Exercise instructions:
Go through the records that follow and tally the lines with "time" in them; answer with the number alone.

Material for the task Block Start

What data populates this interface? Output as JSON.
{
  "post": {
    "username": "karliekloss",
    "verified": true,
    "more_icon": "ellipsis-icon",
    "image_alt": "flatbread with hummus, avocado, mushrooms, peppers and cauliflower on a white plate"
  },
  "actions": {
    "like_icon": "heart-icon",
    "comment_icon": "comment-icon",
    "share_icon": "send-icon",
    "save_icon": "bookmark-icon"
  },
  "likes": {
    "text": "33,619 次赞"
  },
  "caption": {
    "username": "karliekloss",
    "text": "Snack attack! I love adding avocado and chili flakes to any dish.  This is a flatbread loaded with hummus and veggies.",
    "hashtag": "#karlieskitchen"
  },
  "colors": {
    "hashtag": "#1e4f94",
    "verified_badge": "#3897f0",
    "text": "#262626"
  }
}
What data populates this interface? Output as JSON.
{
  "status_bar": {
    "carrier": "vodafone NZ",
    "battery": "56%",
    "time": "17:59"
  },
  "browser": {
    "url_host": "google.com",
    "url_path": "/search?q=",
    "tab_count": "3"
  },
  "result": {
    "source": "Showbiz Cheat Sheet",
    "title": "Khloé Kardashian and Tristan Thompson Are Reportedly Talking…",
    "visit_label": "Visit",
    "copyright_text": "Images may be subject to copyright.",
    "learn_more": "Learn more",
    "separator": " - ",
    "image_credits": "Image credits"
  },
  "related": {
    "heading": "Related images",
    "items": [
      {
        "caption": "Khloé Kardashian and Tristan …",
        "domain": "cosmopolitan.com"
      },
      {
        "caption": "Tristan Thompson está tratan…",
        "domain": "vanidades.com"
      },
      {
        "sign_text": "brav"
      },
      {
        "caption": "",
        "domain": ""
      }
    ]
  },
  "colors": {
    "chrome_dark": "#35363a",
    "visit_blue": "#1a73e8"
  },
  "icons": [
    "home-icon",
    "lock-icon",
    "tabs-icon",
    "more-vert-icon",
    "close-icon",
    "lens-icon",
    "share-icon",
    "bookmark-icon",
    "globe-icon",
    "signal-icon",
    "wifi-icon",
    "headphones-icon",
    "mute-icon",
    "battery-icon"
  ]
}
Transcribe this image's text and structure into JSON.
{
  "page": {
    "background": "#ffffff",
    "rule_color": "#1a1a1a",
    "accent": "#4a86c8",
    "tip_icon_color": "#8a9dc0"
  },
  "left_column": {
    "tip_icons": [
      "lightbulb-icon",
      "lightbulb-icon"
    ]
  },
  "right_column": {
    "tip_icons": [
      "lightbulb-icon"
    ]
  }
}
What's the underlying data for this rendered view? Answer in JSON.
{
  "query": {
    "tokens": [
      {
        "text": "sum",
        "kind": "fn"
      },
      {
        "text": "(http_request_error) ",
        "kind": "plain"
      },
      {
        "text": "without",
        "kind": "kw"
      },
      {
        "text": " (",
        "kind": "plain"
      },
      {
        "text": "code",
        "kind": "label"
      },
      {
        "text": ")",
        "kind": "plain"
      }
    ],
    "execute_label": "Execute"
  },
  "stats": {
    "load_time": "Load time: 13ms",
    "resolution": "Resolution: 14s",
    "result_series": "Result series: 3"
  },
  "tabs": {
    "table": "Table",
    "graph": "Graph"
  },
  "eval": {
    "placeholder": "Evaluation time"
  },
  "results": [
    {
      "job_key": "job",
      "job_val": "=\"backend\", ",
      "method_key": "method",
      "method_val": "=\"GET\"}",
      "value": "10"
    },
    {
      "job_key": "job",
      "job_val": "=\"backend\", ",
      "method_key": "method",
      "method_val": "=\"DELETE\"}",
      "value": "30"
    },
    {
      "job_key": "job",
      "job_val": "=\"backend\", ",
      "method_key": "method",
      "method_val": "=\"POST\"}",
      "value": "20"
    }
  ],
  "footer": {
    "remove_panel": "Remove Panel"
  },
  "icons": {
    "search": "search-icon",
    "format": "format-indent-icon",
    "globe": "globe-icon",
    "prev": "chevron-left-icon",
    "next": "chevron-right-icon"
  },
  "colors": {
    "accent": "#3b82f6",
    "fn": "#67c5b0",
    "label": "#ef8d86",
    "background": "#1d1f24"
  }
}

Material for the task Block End

Response to this exercise:
3